## To do
Take the data that sits below and write it out again exactly.

## Data extracts
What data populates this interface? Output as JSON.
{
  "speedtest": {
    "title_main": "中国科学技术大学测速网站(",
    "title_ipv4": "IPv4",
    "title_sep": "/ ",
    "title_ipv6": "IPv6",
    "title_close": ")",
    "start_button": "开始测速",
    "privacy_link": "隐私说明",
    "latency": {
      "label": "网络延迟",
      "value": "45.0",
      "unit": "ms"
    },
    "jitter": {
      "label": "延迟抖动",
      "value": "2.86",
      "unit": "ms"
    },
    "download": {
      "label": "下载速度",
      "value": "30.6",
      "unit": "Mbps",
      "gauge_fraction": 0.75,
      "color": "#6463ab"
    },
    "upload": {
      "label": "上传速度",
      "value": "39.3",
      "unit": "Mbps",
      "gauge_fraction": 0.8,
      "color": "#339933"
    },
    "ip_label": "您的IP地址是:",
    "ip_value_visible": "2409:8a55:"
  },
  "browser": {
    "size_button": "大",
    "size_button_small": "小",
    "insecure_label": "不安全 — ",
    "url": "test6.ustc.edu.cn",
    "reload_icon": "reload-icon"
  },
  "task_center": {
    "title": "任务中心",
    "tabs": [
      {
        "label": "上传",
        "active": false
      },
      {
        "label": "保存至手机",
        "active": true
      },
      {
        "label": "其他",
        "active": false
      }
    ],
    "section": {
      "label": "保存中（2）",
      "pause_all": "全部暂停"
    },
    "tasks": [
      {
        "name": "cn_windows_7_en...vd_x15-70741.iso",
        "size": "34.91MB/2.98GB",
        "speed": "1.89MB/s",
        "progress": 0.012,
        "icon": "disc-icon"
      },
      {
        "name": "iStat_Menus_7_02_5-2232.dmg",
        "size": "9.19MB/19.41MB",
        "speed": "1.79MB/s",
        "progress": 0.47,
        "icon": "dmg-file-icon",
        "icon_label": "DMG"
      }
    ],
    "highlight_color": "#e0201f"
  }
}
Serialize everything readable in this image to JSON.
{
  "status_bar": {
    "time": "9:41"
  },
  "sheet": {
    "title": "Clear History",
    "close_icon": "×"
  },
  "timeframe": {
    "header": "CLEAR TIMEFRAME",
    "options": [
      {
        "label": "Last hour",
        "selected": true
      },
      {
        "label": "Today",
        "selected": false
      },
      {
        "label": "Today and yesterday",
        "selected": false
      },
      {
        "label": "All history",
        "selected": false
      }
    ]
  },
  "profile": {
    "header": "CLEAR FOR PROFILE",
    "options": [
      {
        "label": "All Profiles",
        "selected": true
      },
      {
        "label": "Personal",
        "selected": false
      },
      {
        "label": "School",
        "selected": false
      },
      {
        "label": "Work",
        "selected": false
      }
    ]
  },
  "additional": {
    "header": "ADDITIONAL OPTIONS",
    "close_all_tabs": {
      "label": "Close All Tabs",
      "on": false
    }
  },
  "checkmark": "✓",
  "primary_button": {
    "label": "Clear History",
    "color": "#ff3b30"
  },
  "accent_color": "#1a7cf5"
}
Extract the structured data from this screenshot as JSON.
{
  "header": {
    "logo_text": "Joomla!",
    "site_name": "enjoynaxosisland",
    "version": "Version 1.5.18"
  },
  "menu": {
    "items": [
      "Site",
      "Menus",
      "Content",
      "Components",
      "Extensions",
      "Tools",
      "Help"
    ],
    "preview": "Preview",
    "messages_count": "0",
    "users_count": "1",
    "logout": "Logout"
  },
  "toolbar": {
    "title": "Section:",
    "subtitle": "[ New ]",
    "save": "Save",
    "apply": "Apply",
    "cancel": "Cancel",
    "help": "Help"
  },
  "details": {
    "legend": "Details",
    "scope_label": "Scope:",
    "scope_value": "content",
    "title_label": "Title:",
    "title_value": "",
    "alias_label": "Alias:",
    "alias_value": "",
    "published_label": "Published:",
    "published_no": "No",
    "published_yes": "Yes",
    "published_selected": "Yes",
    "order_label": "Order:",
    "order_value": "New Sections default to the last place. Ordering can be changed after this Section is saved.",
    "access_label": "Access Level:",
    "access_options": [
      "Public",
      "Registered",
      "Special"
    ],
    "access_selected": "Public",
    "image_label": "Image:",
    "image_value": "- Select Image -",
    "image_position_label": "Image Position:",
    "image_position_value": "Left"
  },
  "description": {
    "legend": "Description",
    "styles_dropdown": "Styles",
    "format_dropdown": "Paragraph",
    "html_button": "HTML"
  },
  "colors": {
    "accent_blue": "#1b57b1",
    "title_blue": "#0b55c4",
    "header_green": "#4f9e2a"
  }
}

## Solution to the problem
What data populates this interface? Output as JSON.
{
  "speedtest": {
    "title_main": "中国科学技术大学测速网站(",
    "title_ipv4": "IPv4",
    "title_sep": "/ ",
    "title_ipv6": "IPv6",
    "title_close": ")",
    "start_button": "开始测速",
    "privacy_link": "隐私说明",
    "latency": {
      "label": "网络延迟",
      "value": "45.0",
      "unit": "ms"
    },
    "jitter": {
      "label": "延迟抖动",
      "value": "2.86",
      "unit": "ms"
    },
    "download": {
      "label": "下载速度",
      "value": "30.6",
      "unit": "Mbps",
      "gauge_fraction": 0.75,
      "color": "#6463ab"
    },
    "upload": {
      "label": "上传速度",
      "value": "39.3",
      "unit": "Mbps",
      "gauge_fraction": 0.8,
      "color": "#339933"
    },
    "ip_label": "您的IP地址是:",
    "ip_value_visible": "2409:8a55:"
  },
  "browser": {
    "size_button": "大",
    "size_button_small": "小",
    "insecure_label": "不安全 — ",
    "url": "test6.ustc.edu.cn",
    "reload_icon": "reload-icon"
  },
  "task_center": {
    "title": "任务中心",
    "tabs": [
      {
        "label": "上传",
        "active": false
      },
      {
        "label": "保存至手机",
        "active": true
      },
      {
        "label": "其他",
        "active": false
      }
    ],
    "section": {
      "label": "保存中（2）",
      "pause_all": "全部暂停"
    },
    "tasks": [
      {
        "name": "cn_windows_7_en...vd_x15-70741.iso",
        "size": "34.91MB/2.98GB",
        "speed": "1.89MB/s",
        "progress": 0.012,
        "icon": "disc-icon"
      },
      {
        "name": "iStat_Menus_7_02_5-2232.dmg",
        "size": "9.19MB/19.41MB",
        "speed": "1.79MB/s",
        "progress": 0.47,
        "icon": "dmg-file-icon",
        "icon_label": "DMG"
      }
    ],
    "highlight_color": "#e0201f"
  }
}
Serialize everything readable in this image to JSON.
{
  "status_bar": {
    "time": "9:41"
  },
  "sheet": {
    "title": "Clear History",
    "close_icon": "×"
  },
  "timeframe": {
    "header": "CLEAR TIMEFRAME",
    "options": [
      {
        "label": "Last hour",
        "selected": true
      },
      {
        "label": "Today",
        "selected": false
      },
      {
        "label": "Today and yesterday",
        "selected": false
      },
      {
        "label": "All history",
        "selected": false
      }
    ]
  },
  "profile": {
    "header": "CLEAR FOR PROFILE",
    "options": [
      {
        "label": "All Profiles",
        "selected": true
      },
      {
        "label": "Personal",
        "selected": false
      },
      {
        "label": "School",
        "selected": false
      },
      {
        "label": "Work",
        "selected": false
      }
    ]
  },
  "additional": {
    "header": "ADDITIONAL OPTIONS",
    "close_all_tabs": {
      "label": "Close All Tabs",
      "on": false
    }
  },
  "checkmark": "✓",
  "primary_button": {
    "label": "Clear History",
    "color": "#ff3b30"
  },
  "accent_color": "#1a7cf5"
}
Extract the structured data from this screenshot as JSON.
{
  "header": {
    "logo_text": "Joomla!",
    "site_name": "enjoynaxosisland",
    "version": "Version 1.5.18"
  },
  "menu": {
    "items": [
      "Site",
      "Menus",
      "Content",
      "Components",
      "Extensions",
      "Tools",
      "Help"
    ],
    "preview": "Preview",
    "messages_count": "0",
    "users_count": "1",
    "logout": "Logout"
  },
  "toolbar": {
    "title": "Section:",
    "subtitle": "[ New ]",
    "save": "Save",
    "apply": "Apply",
    "cancel": "Cancel",
    "help": "Help"
  },
  "details": {
    "legend": "Details",
    "scope_label": "Scope:",
    "scope_value": "content",
    "title_label": "Title:",
    "title_value": "",
    "alias_label": "Alias:",
    "alias_value": "",
    "published_label": "Published:",
    "published_no": "No",
    "published_yes": "Yes",
    "published_selected": "Yes",
    "order_label": "Order:",
    "order_value": "New Sections default to the last place. Ordering can be changed after this Section is saved.",
    "access_label": "Access Level:",
    "access_options": [
      "Public",
      "Registered",
      "Special"
    ],
    "access_selected": "Public",
    "image_label": "Image:",
    "image_value": "- Select Image -",
    "image_position_label": "Image Position:",
    "image_position_value": "Left"
  },
  "description": {
    "legend": "Description",
    "styles_dropdown": "Styles",
    "format_dropdown": "Paragraph",
    "html_button": "HTML"
  },
  "colors": {
    "accent_blue": "#1b57b1",
    "title_blue": "#0b55c4",
    "header_green": "#4f9e2a"
  }
}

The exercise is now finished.